The omens did not look good when we set out to the Massey Ferguson Club (neutral venue) with an injury hit team. Having beaten Nuneaton in the semi-final the previous week, fielding a line up with an average grade of 172, the absence of Mark (holiday) and Carl (work) meant that our average grade for the biggest game of our season was down to 153 (versus 171 for Rugby.) Dave and Rod came into the team, both fresh from Divisional Cup glory and ready to go. What we lacked in rating points, we made up for in hunger. Having lost a Cup final we really should have won two years ago at the same venue, we knew this was a chance to put things right, to carve our names in history.
The evening started well. I built up an extremely good position against James Kearney and Dave was also moving nicely. Rod was battling away, Mike’s position looked the trickiest but his form has been outstanding so all things started to seem possible. I came within a whisker of beating James, as I built up a crushing King side attack. However, my Rook sacrifice left a resource I had overlooked and by giving the material back James weathered the storm. It was still complex, but hard for either of us to make much progress. I was left dreaming of what might have been. Frustrating, but we still had our first half point.
Dave was next to finish, with the game of the night against Patrick Reid. It was a truly awesome sight as Dave made light of the rating differential to bring home a victory that was beautiful to watch. He seemed to rip open Patrick’s Queen side (where Patrick’s King had been seeking shelter) minor and major pieces swarmed and his Knight delivered the final blow to put us 1.5 – 0.5 up in our games with the White pieces. A superb man of the match performance as Dave signed off his campaign in style.
At which point anything still seemed possible. Rod was battling hard, but now losing, down a pawn in an opposite Bishop ending. Unfortunately, Bob Whilding had a passed pawn and a bit of a grip on Rod’s King so it looked difficult. Mike was also down a pawn to Simon Turner. All four players were in time trouble. Mike was stoically chewing his way through cough sweets. I was pacing. The Coventry members involved in their own matches were averagely vocal. A betting man would have kept his money in his pocket.
Then finally it turned. Mike, won his pawn back and went from worse to better in about the time it would have taken someone to eat one of his throat lozenges. A draw was agreed and suddenly we had two points gained on boards 1, 2 and 3 which meant we’d won on board count! Rod battled brilliantly but went down soon after. It didn’t matter though, as all had played their part in a famous night. 2 – 2 but the silverware was ours!

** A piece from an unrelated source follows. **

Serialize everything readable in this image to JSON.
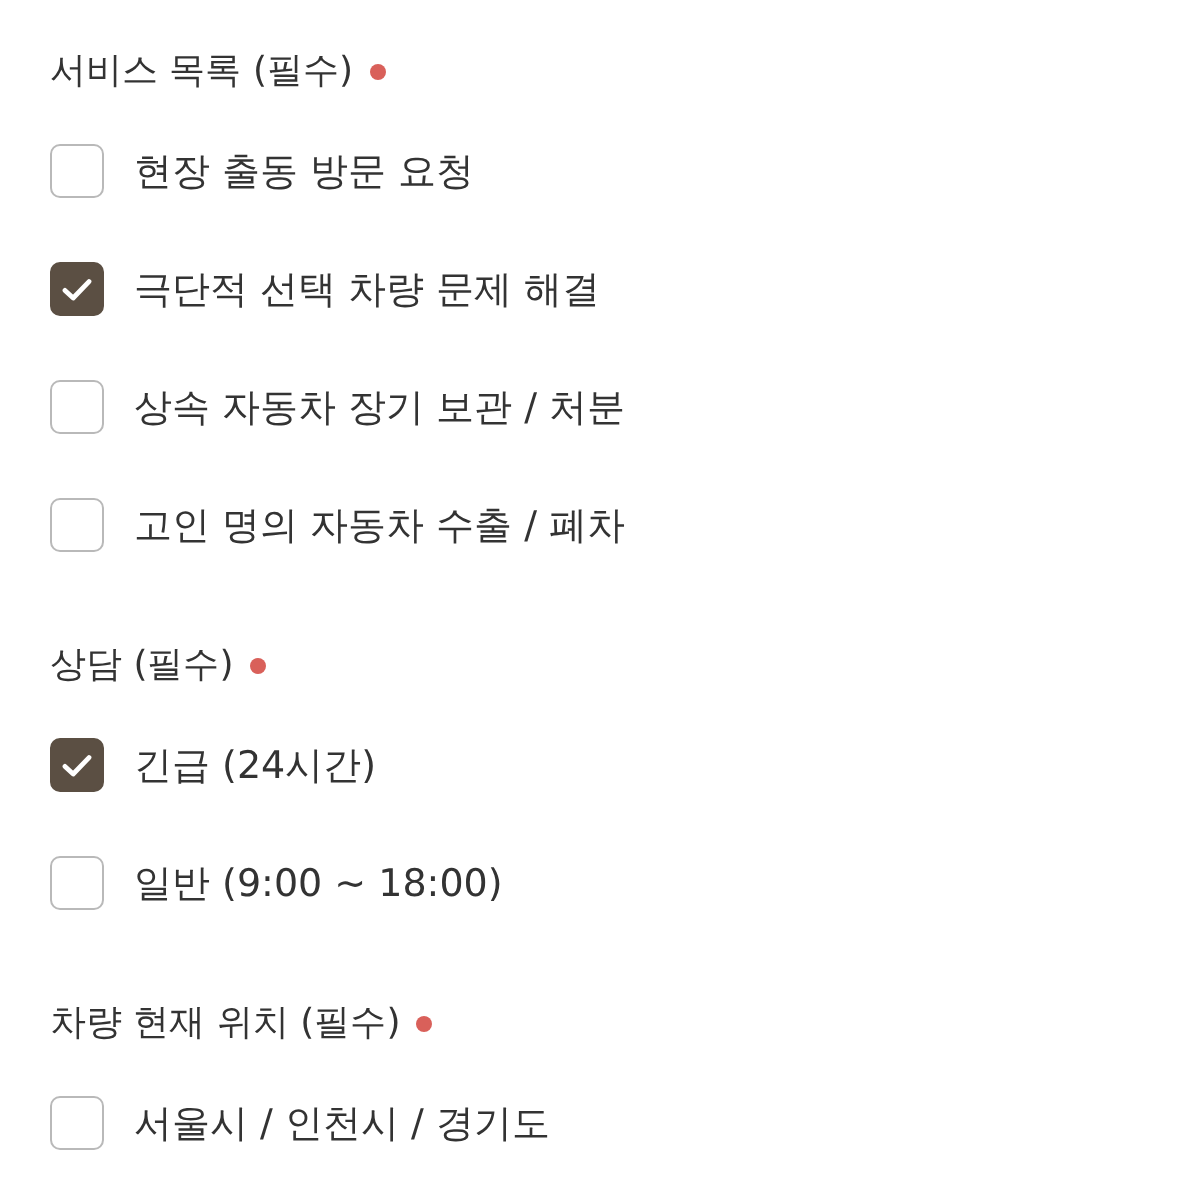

Another big step in our Coventry journey… Here’s to next year!